In this article, Dr. Wael Garas explains how daily practice of relaxation can change our health on many levels.
Use the relaxation response to help neutralize stress
We are all familiar with how stress can negatively impact our health. The bad news is that stressful situations like finances, work or difficult relationships will probably not go away. The good news is that we can learn simple techniques to mitigate the toxic effects of stress on our bodies and nervous systems. The physical effects of stress – also called the “fight or flight” response – are mediated by the sympathetic nervous system. This arm of the “autonomic” nervous system causes the familiar feeling of racing heart, rapid breathing and sweaty palms. Chronic activation of the sympathetic nervous system also leads to elevated blood sugar, chronic muscle tension that can cause back pain and headaches, and premature aging. The other arm of the autonomic nervous system is the parasympathetic or relaxation response. We have more control over this arm than the word “autonomic” implies. If stress is the poison, the relaxation response is the antidote that neutralizes all those surging stress hormones.

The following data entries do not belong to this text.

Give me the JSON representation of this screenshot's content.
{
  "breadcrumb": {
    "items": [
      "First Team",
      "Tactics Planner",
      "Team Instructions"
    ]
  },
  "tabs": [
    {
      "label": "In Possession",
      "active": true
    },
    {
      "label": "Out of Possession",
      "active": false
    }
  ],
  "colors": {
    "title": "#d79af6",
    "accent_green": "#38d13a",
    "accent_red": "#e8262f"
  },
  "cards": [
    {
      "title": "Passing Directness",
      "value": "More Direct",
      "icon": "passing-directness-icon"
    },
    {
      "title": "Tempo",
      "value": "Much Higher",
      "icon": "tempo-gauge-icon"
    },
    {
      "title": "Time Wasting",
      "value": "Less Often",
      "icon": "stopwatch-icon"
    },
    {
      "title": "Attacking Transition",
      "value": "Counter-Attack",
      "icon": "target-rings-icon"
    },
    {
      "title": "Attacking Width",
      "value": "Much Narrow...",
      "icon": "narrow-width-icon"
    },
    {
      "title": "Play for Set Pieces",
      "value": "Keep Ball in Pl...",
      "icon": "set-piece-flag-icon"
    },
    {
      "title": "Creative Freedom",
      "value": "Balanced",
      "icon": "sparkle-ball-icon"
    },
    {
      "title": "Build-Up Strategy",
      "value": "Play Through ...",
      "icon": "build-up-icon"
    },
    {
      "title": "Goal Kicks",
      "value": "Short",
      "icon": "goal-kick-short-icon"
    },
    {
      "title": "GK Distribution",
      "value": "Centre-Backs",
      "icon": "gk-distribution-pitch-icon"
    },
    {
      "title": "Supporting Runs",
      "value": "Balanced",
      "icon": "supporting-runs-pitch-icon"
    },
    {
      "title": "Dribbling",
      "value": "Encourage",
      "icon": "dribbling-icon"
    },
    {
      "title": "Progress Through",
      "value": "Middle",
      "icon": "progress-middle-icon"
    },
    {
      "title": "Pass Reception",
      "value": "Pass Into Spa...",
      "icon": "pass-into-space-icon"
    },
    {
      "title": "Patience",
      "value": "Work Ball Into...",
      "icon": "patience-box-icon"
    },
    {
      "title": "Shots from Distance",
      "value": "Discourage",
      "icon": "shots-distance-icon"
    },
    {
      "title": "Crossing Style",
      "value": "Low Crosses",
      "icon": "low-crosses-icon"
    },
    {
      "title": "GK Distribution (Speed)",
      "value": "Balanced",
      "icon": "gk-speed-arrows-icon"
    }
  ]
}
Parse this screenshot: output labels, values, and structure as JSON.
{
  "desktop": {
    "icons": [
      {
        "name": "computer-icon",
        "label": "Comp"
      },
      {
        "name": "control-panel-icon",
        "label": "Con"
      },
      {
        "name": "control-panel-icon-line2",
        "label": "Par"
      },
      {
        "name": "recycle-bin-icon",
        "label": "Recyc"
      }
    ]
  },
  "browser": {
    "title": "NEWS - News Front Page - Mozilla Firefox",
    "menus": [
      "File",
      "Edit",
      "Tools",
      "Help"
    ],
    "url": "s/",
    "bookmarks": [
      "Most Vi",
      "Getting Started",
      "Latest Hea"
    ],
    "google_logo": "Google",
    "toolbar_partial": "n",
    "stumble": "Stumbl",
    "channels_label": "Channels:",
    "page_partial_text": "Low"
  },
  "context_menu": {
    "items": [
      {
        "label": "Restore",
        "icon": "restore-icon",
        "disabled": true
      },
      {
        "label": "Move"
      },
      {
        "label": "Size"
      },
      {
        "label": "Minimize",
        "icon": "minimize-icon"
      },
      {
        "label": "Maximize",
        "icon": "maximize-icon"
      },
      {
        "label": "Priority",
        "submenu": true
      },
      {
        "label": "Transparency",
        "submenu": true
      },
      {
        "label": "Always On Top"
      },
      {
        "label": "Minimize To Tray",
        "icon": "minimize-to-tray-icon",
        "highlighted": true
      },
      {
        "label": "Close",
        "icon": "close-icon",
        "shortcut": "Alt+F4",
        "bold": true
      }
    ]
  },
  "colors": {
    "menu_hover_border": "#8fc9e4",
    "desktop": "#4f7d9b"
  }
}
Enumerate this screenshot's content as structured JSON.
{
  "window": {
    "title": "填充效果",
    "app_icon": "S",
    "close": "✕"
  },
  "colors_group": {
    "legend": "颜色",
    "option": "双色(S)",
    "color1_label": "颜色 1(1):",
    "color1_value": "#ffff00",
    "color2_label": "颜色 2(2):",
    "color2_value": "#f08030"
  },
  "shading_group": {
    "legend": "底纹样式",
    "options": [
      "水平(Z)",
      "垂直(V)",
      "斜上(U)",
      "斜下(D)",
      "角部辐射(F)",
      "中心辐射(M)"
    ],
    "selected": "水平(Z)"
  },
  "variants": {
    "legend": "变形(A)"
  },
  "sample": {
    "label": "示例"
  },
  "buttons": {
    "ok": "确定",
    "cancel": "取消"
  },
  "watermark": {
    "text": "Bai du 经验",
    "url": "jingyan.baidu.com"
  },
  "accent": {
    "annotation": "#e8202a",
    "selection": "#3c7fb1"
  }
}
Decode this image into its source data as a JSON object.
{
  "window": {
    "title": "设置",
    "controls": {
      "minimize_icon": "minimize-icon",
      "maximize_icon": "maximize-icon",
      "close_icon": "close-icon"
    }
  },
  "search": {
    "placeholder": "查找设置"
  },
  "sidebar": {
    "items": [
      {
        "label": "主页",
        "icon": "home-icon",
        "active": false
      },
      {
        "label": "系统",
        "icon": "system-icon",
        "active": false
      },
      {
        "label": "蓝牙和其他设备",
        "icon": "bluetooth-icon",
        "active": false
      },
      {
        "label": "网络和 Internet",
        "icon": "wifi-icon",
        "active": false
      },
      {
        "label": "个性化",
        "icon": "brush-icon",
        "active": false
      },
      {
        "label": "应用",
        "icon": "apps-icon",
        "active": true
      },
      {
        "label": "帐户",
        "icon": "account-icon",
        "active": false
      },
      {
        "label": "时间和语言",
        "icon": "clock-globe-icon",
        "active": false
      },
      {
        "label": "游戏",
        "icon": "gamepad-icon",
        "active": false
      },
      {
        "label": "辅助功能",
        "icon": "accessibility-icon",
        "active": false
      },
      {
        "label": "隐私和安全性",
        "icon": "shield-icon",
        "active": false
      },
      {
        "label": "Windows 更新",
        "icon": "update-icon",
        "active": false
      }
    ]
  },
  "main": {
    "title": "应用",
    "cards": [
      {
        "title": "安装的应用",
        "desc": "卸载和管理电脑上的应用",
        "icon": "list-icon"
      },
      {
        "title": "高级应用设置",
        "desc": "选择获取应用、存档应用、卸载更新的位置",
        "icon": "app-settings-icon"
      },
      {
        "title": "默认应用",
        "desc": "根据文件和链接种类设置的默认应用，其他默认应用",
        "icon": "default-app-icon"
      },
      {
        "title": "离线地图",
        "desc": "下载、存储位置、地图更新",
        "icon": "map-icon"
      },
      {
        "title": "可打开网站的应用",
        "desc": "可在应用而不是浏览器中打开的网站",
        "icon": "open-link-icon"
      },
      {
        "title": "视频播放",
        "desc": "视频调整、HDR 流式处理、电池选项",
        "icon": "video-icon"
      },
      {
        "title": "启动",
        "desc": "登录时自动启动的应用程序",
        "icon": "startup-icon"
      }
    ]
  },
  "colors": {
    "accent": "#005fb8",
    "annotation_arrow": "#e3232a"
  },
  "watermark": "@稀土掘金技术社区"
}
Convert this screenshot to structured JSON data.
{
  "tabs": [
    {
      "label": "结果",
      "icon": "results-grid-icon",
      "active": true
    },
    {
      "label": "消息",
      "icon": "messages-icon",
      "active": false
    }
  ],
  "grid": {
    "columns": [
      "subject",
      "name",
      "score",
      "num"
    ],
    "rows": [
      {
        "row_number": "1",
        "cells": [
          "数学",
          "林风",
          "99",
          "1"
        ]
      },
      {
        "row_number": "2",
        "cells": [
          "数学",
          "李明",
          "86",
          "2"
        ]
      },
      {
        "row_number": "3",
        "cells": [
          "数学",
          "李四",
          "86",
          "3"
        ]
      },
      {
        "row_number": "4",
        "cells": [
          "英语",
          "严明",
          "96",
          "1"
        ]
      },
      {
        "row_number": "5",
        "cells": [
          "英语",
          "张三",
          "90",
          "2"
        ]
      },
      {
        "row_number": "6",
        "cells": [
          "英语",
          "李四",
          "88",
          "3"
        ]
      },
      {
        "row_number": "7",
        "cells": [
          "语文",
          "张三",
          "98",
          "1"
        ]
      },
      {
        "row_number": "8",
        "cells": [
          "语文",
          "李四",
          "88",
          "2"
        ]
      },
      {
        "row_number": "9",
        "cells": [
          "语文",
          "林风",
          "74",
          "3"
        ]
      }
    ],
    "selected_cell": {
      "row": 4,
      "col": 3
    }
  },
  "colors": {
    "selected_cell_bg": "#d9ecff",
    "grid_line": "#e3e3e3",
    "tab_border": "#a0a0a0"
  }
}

For many of us, our sympathetic nervous system is running the show and so learning ways to engage the relaxation response on a regular basis can have a myriad of positive effects. Herbert Benson M.D from the Mind/Body Institute at Harvard Medical School first coined the term “relaxation response” and has compiled research over the years showing that regular activation of the relaxation response can lower blood pressure, reduce chronic pain, improve insomnia, reduce heart arrhythmias and improve digestion. An exciting research study published this year in PLoS One showed that by engaging the relaxation response for as little as 15 minutes, positive changes were seen in the actual gene expression governing energy metabolism, insulin secretion, inflammation, and aging.
The feeling of the relaxation response is that of coming home. Our breathing and heart rate slow down. Blood pressure drops. Our digestion and immune system work better. Our brain waves also slow down which can foster increased intuition and creativity. This state of mind and body is different from sleep or rest. The parasympathetic is more than the off switch to the sympathetic. It is an active process that replenishes, heals, and builds resiliency.
There are many ways to elicit the relaxation response and it is good to find methods that resonate and are sustainable. One of the easiest ways is through manipulating the breath. Our breath is a window into our psychological state. When we are stressed or angry our breath is fast, shallow, and erratic. When we are relaxed our breath is slow, deep, and regular. And since our breath is the only physiological process that is under both voluntary and involuntary control, manipulating the breath can influence our physiology. Furthermore, the act of deep diaphragmatic breathing can directly stimulate the parasympathetic nervous system through the vagus nerve.
An easy technique to learn is one that Andrew Weil M.D. teaches regularly called the 4-7-8 breath. These are the instructions:
- 1. Ideally sit with your back straight and keep the tip of your tongue against the ridge of tissue behind your front teeth, so you make a whoosh sound with the exhale.
- 2. First exhale completely
- 3. Close your mouth and inhale deeply to a count of 4
- 4. Hold your breath for a count of 7
- 5. Exhale slowly and completely to a count of 8.
- 6. Repeat the cycle 3 times for total count of 4
The more you practice this technique, the stronger and more effective it becomes. Try it twice a day at first and whenever you feel stressed or anxious. After a month you can extend the count to 8 breath cycles.
Another simple breathing technique taught by James Gordon M.D. of the Center for Mind Body Medicine in Washington D.C. is called “soft belly”. This is a simple meditation on the breath and so is best performed in a quite space, sitting in a straight posture. Breathe in through your nose and out through your mouth – slowly and deeply. Breathe into your lower abdomen, expanding and relaxing your belly with each breath and allowing the diaphragm to fully descend. Say to yourself the word “soft” with each inhale and “belly” with each exhale. Try to keep focused on the sensations of breathing and to the words “soft belly,” gently returning your focus when your mind inevitably wonders. Start with 5-10 minutes daily and see how it feels.
There are many other ways to elicit the relaxation response – yoga, meditation, being in nature, and prayer, just to name a few. The actual method is not important – only that it is elicited on a daily basis. Stress will always be a part of our lives and in fact the right amount of stress can make us sharper and more productive. However learning techniques to calm our body and mind is essential to keep us healthy and balanced.
Wael Garas M.D.